(PROVIDED DATA begins)

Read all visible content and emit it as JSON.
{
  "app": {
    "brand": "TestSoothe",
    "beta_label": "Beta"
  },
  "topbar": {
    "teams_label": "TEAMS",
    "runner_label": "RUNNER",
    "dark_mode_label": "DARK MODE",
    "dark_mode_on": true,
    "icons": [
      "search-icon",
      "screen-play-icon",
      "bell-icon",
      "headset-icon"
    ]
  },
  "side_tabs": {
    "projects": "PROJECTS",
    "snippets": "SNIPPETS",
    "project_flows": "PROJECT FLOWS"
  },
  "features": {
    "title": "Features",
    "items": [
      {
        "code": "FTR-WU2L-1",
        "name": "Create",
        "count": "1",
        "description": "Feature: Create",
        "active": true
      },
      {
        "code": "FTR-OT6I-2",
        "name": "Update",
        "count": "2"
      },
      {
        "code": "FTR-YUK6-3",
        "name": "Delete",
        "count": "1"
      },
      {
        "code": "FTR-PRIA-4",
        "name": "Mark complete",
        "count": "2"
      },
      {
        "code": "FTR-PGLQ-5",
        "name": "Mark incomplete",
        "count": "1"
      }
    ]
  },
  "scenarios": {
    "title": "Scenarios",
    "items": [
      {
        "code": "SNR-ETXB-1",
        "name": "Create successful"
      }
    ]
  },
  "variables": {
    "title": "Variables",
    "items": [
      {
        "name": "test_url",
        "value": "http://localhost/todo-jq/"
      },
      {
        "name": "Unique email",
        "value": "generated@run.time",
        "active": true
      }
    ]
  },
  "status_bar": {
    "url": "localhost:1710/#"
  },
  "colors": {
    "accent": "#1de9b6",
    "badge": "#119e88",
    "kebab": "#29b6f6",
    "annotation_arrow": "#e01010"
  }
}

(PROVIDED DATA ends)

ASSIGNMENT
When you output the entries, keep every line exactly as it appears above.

YOUR SOLUTION
Read all visible content and emit it as JSON.
{
  "app": {
    "brand": "TestSoothe",
    "beta_label": "Beta"
  },
  "topbar": {
    "teams_label": "TEAMS",
    "runner_label": "RUNNER",
    "dark_mode_label": "DARK MODE",
    "dark_mode_on": true,
    "icons": [
      "search-icon",
      "screen-play-icon",
      "bell-icon",
      "headset-icon"
    ]
  },
  "side_tabs": {
    "projects": "PROJECTS",
    "snippets": "SNIPPETS",
    "project_flows": "PROJECT FLOWS"
  },
  "features": {
    "title": "Features",
    "items": [
      {
        "code": "FTR-WU2L-1",
        "name": "Create",
        "count": "1",
        "description": "Feature: Create",
        "active": true
      },
      {
        "code": "FTR-OT6I-2",
        "name": "Update",
        "count": "2"
      },
      {
        "code": "FTR-YUK6-3",
        "name": "Delete",
        "count": "1"
      },
      {
        "code": "FTR-PRIA-4",
        "name": "Mark complete",
        "count": "2"
      },
      {
        "code": "FTR-PGLQ-5",
        "name": "Mark incomplete",
        "count": "1"
      }
    ]
  },
  "scenarios": {
    "title": "Scenarios",
    "items": [
      {
        "code": "SNR-ETXB-1",
        "name": "Create successful"
      }
    ]
  },
  "variables": {
    "title": "Variables",
    "items": [
      {
        "name": "test_url",
        "value": "http://localhost/todo-jq/"
      },
      {
        "name": "Unique email",
        "value": "generated@run.time",
        "active": true
      }
    ]
  },
  "status_bar": {
    "url": "localhost:1710/#"
  },
  "colors": {
    "accent": "#1de9b6",
    "badge": "#119e88",
    "kebab": "#29b6f6",
    "annotation_arrow": "#e01010"
  }
}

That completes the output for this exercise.